All the closely-watched swing votes – Republican Sens. Susan Collins (Maine) and Lisa Murkowski (Alaska), as well as Democratic Sens. Joe Manchin III (W.Va.), Heidi Heitkamp (N.D.) and Joe Donnelly (Ind.) – do not plan to announce their position on Kavanaugh until after the hearings conclude, so a major error could be fatal to his confirmation.  

In turn, several Senate Republicans have offered their help. Among those senators are Orrin G. Hatch (Utah), Rob Portman (Ohio), Dan Sullivan (Alaska) and Lindsey O. Graham (S.C.), who huddled with Kavanaugh last week for their own rapid-fire prep session.

Portman – who has helped past Republican presidential candidates prepare for debates – Sullivan, and Graham have known Kavanaugh since his Bush White House tenure, and Portman will introduce the nominee at his hearing next week. Hatch also had helped Kavanaugh prepare for his confirmation hearing to the D.C. circuit. 

“I’ve told him my view of what to expect,” Graham said in a brief interview last week. “You know, here’s the way the system works, and you’re gonna be asked hard questions, and always give honest answers.”

Hatch, a former Judiciary Committee chairman, was the “chairman” at the two-hour mock hearing held Aug. 20. The senators fired off questions for about two hours, another official familiar with the hearing preparations said, pretending to be different members of the committee as Kavanaugh practiced answering. 

“It’s typically trying to recreate what a hearing setting would be like, trying to divide up the issues,” a third person familiar with the preparations said. “And try to give the nominee a sense of everything that could happen, from outrage to serious legal questions.”

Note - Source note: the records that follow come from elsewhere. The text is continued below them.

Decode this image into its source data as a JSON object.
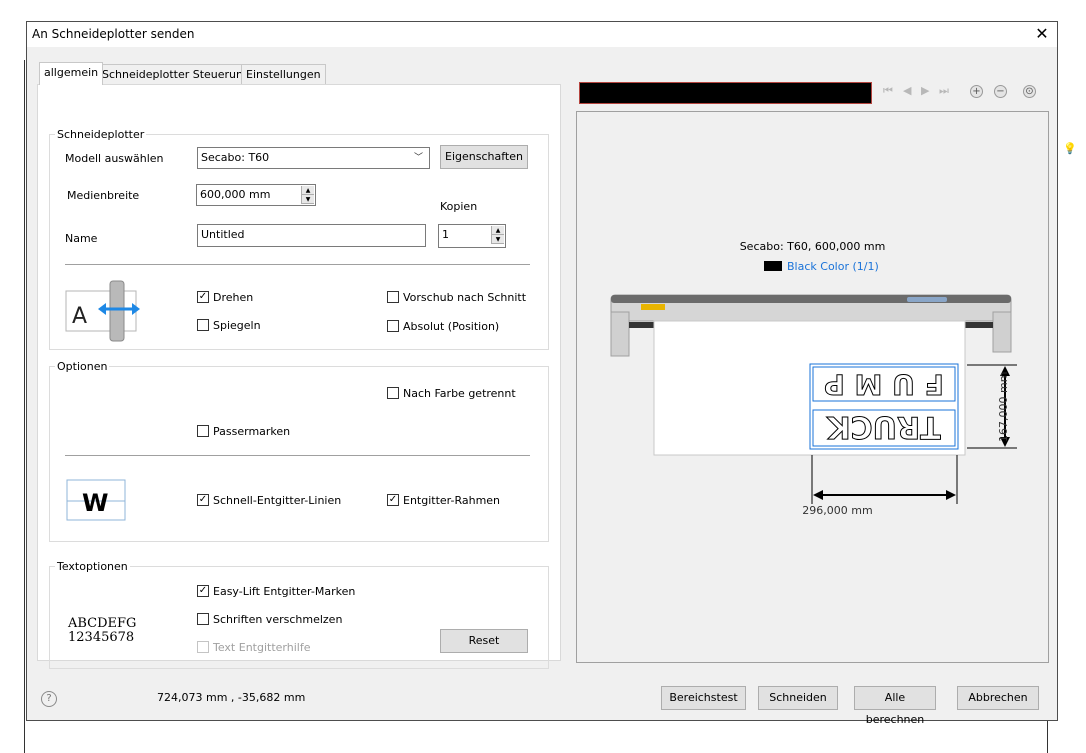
{
  "window": {
    "title": "An Schneideplotter senden"
  },
  "tabs": [
    {
      "label": "allgemein"
    },
    {
      "label": "Schneideplotter Steuerung"
    },
    {
      "label": "Einstellungen"
    }
  ],
  "plotter_group": {
    "legend": "Schneideplotter",
    "model_label": "Modell auswählen",
    "model_value": "Secabo: T60",
    "properties_button": "Eigenschaften",
    "media_width_label": "Medienbreite",
    "media_width_value": "600,000 mm",
    "copies_label": "Kopien",
    "copies_value": "1",
    "name_label": "Name",
    "name_value": "Untitled",
    "rotate_label": "Drehen",
    "rotate_checked": true,
    "mirror_label": "Spiegeln",
    "mirror_checked": false,
    "feed_label": "Vorschub nach Schnitt",
    "feed_checked": false,
    "absolute_label": "Absolut (Position)",
    "absolute_checked": false
  },
  "options_group": {
    "legend": "Optionen",
    "by_color_label": "Nach Farbe getrennt",
    "by_color_checked": false,
    "registration_label": "Passermarken",
    "registration_checked": false,
    "weed_lines_label": "Schnell-Entgitter-Linien",
    "weed_lines_checked": true,
    "weed_frame_label": "Entgitter-Rahmen",
    "weed_frame_checked": true,
    "weed_icon_letter": "W"
  },
  "text_group": {
    "legend": "Textoptionen",
    "easy_lift_label": "Easy-Lift Entgitter-Marken",
    "easy_lift_checked": true,
    "merge_fonts_label": "Schriften verschmelzen",
    "merge_fonts_checked": false,
    "text_weed_label": "Text Entgitterhilfe",
    "text_weed_checked": false,
    "sample_line1": "ABCDEFG",
    "sample_line2": "12345678",
    "reset_button": "Reset"
  },
  "rotate_icon_letter": "A",
  "preview": {
    "device_label": "Secabo: T60,  600,000 mm",
    "color_label": "Black Color (1/1)",
    "color_swatch": "#000000",
    "height_dim": "167,000 mm",
    "width_dim": "296,000 mm",
    "design_text_top": "F U M P",
    "design_text_bottom": "TRUCK"
  },
  "footer": {
    "help_icon": "?",
    "coordinates": "724,073 mm , -35,682 mm",
    "area_test_button": "Bereichstest",
    "cut_button": "Schneiden",
    "calc_all_button": "Alle berechnen",
    "cancel_button": "Abbrechen"
  },
  "colors": {
    "accent_blue": "#1a73d9",
    "dimension_line": "#000000"
  }
}
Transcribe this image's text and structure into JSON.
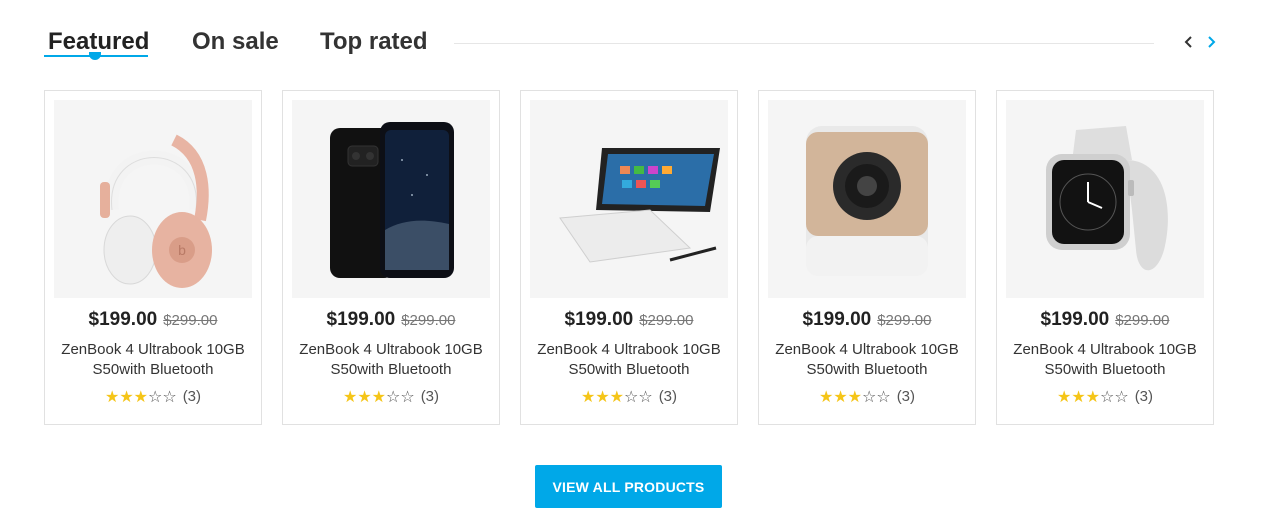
{
  "tabs": [
    {
      "label": "Featured",
      "active": true
    },
    {
      "label": "On sale",
      "active": false
    },
    {
      "label": "Top rated",
      "active": false
    }
  ],
  "nav": {
    "prev_icon": "chevron-left-icon",
    "next_icon": "chevron-right-icon"
  },
  "colors": {
    "accent": "#00a8e8",
    "star": "#f5c518",
    "text": "#222222",
    "muted": "#777777"
  },
  "products": [
    {
      "image": "headphones-image",
      "price": "$199.00",
      "old_price": "$299.00",
      "name": "ZenBook 4 Ultrabook 10GB S50with Bluetooth",
      "rating": 3,
      "rating_max": 5,
      "review_count": "(3)"
    },
    {
      "image": "smartphone-image",
      "price": "$199.00",
      "old_price": "$299.00",
      "name": "ZenBook 4 Ultrabook 10GB S50with Bluetooth",
      "rating": 3,
      "rating_max": 5,
      "review_count": "(3)"
    },
    {
      "image": "tablet-keyboard-image",
      "price": "$199.00",
      "old_price": "$299.00",
      "name": "ZenBook 4 Ultrabook 10GB S50with Bluetooth",
      "rating": 3,
      "rating_max": 5,
      "review_count": "(3)"
    },
    {
      "image": "home-camera-image",
      "price": "$199.00",
      "old_price": "$299.00",
      "name": "ZenBook 4 Ultrabook 10GB S50with Bluetooth",
      "rating": 3,
      "rating_max": 5,
      "review_count": "(3)"
    },
    {
      "image": "smartwatch-image",
      "price": "$199.00",
      "old_price": "$299.00",
      "name": "ZenBook 4 Ultrabook 10GB S50with Bluetooth",
      "rating": 3,
      "rating_max": 5,
      "review_count": "(3)"
    }
  ],
  "view_all_label": "VIEW ALL PRODUCTS"
}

Other senators have sporadically stepped in to help, the White House official said, but a core group of about 15 people or so – split between the White House’s legislative affairs staff, counsel’s office and the Justice Department – have mainly focused on getting Kavanaugh ready. Several of his clerks from his 12-year tenure on the D.C. Circuit Court of Appeals are also helping Kavanaugh prepare. 

Officials have already gleaned clues into what senators will ask in the dozens of private meetings that Kavanaugh has held with senators since he was nominated in July. In all, Kavanaugh has met with 65 senators, including a few Democrats considered possible “yes” votes and a handful of members of the Judiciary Committee. 

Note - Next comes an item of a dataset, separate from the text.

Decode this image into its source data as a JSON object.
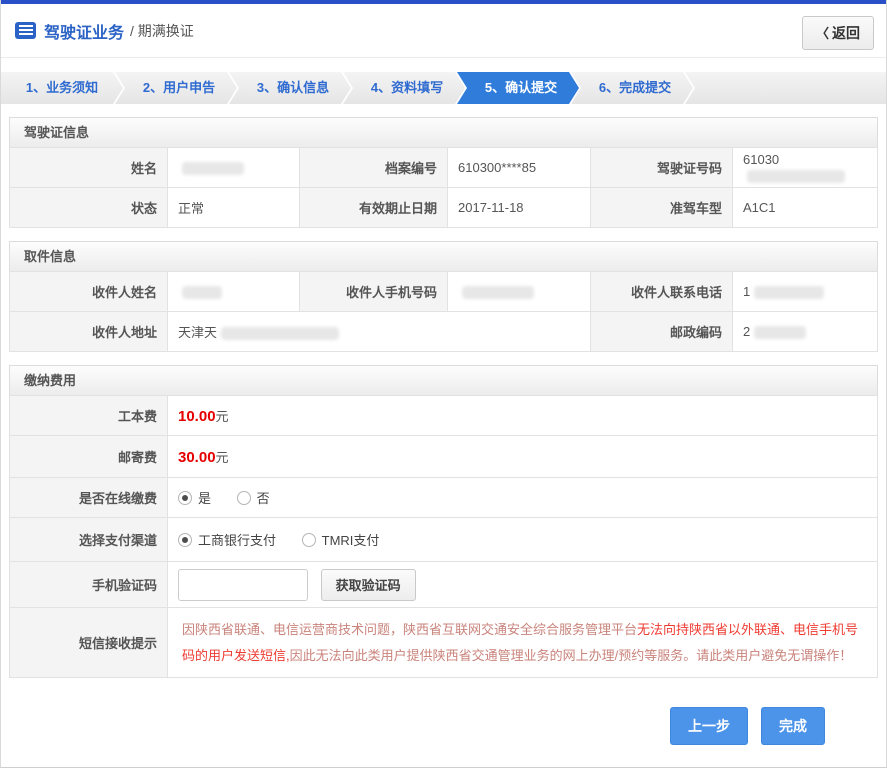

The hearing preparations began several weeks ago – with Kavanaugh poring through stacks of binders filled with papers about case law and other various issues – and have gradually ramped up since. 

They can be grueling. One mock hearing this week went the full length of a day’s worth of questioning, starting at 8:30 a.m. (the real hearings will start at 9:30 a.m. next week) and concluded shortly before 6 p.m., with a few breaks sprinkled throughout the intensive session.

The preparations for next week have spread far beyond the mock hearings. At the Republican National Committee, party officials have coordinated with the White House, as well as Senate Republicans and outside groups working on the confirmation effort and have put together a “war room” to blast out rapid response pieces and other research material during the four days of the hearing next week, according to an RNC official. 

The RNC will also dispatch surrogates to talk to the media in conservative states represented by Democratic senators up for reelection this fall, the official said. 

Aides to Senate Majority Leader Mitch McConnell (R-Ky.) and Judiciary Committee Chairman Charles E. Grassley (R-Iowa) will run their own rapid response and research operation just outside the committee hearing room next week. 

“Senate Republicans have been working in advance to try and identify attacks and relevant rebuttals to make,” one Senate GOP official said.